How to Know God Exists, considers the claim that the Mosaic Law contains many elements that don't quite match our notions of the sort of law that a perfectly just and perfectly loving God would ordain. There are, e.g. laws that permit the execution of rebellious children, or command the death penalty for homosexuals, idolators, adulterers, etc. There's the casual acceptance of slavery -- both temporary bondage for debt applied to fellow Israelites, and straightforward chattel slavery applied to non-Israelites.

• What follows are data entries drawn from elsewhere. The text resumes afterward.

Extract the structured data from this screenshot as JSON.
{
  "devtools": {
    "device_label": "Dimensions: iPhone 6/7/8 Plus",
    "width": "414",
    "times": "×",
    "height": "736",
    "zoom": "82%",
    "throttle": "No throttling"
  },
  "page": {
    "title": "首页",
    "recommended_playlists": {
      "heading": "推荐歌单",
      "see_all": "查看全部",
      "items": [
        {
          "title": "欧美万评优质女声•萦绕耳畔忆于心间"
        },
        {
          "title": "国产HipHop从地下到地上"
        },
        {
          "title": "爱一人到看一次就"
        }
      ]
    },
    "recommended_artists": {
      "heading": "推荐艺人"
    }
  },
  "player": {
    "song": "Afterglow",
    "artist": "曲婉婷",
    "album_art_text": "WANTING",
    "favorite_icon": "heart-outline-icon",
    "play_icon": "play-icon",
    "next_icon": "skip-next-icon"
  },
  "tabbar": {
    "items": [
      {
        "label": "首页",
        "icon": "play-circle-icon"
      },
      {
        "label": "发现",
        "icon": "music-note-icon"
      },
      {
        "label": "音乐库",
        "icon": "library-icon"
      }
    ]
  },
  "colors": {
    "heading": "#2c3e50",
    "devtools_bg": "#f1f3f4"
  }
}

Now, such laws should, I think, be evaluated in light of standards prevailing internationally when they were adopted. For example, the law that allows an engaged woman who has sexual relations with someone other than her fiancé to be stoned at her parents' doorstep should be evaluated in light of the honor killings that are associated with middle eastern tribal cultures to this day. Likewise, the laws regarding stoning of rebellious sons should be seen in light of the widespread concept of the head of a family having life and death power over its members. Back in the early iron age, a law saying that a man needed the consent of the town elders, a court order, to kill his slut of a daughter or his disobedient son (and that he couldn't deliberately kill his slacker slave at all!) must have aroused dark mutterings about nanny-state interference with parental rights.

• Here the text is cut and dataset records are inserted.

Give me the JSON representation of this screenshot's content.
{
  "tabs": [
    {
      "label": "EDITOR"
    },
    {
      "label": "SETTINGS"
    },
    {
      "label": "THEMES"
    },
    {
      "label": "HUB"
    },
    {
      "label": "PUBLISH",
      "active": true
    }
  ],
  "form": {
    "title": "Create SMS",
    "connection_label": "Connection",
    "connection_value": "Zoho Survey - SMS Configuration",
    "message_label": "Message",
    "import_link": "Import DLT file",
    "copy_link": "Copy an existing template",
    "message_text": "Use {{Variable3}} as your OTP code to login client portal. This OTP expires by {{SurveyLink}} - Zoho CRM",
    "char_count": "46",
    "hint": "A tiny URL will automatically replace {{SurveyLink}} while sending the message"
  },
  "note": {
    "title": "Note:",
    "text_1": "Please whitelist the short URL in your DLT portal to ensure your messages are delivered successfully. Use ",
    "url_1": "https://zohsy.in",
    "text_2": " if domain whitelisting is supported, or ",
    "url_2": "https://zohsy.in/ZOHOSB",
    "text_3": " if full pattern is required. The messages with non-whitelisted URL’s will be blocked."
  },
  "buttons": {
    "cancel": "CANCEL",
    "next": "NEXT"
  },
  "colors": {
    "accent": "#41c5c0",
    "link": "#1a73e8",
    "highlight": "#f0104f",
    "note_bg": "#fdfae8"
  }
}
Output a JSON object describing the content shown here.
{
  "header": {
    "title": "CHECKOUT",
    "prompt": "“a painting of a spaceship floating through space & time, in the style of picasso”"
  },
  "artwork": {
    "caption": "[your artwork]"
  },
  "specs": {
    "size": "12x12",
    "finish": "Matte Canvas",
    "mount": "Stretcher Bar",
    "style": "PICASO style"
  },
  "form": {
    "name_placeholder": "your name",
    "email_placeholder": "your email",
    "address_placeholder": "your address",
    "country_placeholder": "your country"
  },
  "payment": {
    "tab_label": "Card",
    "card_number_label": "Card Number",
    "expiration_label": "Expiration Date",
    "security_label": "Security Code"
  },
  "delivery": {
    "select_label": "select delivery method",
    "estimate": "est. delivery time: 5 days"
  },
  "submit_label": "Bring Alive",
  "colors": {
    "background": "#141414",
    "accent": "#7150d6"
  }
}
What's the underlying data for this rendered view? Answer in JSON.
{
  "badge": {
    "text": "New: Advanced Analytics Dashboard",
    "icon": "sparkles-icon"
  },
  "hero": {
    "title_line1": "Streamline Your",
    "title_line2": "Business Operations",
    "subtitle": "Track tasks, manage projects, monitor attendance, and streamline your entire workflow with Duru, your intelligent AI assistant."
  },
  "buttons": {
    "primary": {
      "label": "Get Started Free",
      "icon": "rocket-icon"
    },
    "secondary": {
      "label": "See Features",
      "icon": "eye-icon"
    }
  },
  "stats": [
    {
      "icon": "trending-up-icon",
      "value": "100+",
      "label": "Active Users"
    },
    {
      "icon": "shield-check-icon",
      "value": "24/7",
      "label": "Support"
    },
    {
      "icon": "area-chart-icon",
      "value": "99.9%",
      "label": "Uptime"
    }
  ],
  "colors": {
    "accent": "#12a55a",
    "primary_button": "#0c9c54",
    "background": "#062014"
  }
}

But that's not quite Ray's approach. On the one hand, he can't raise the arguments that the Mosaic law represented incremental ameliorations of tribal customs (much less that it represented a series of them over time: that the law was not given all at one time but evolved); he has to present a case that this was a perfect law code given by a perfect God. On the other, he really doesn't seem enthusiastic about the merits of capital punishment for gays or atheists or pagans or misbehaving teens or even Muslims. He argues that there's no biblical evidence that most of these death penalties were ever applied. Harsh penalties, he states, work well to discourage people from committing the offense.

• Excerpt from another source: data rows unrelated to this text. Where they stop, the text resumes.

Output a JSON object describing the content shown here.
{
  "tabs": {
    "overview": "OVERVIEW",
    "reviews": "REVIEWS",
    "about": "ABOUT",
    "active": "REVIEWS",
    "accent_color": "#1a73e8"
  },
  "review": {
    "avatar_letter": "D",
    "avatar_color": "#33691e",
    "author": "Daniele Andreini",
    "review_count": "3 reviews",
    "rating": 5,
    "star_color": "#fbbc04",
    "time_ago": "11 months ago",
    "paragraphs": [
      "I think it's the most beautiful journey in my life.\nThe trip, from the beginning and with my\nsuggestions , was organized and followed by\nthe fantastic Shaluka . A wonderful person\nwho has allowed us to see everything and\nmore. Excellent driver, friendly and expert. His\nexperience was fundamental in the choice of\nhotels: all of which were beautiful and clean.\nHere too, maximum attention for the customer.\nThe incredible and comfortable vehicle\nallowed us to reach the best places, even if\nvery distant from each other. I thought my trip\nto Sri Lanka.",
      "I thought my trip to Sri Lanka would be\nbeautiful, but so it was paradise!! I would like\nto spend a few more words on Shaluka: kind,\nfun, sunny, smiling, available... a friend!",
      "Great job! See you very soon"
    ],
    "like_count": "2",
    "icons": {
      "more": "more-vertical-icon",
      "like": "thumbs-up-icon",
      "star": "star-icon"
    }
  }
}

This is a rather odd argument. Even if Ray has never heard Samuel Johnson's anecdote about seeing pickpockets working the crowd at the hanging of a pickpocket, or considered the honor killings that go on today in the Middle East (where girls know perfectly well that such things happen), he ought to consider the sheer number of unrepentant "false converts" and non-converts that he claims know that God exists and that Hell awaits the unrepentant. Eternal fiery torment is just about as harsh a penalty as ever focussed a man's mind, and it plainly is less than 100% effective. He ought, on that ground, conclude that the ancient Israelites were probably stoning adulteresses, homosexuals, and rebellious sons fairly frequently, whether the Bible mentioned this or not. The problem is that his theology tells him that God's law -- even "ceremonial" and "civic" laws no longer in effect, as well as a "moral" law that it -- must be perfect, objective, and absolute, and his conscience tells him that it isn't.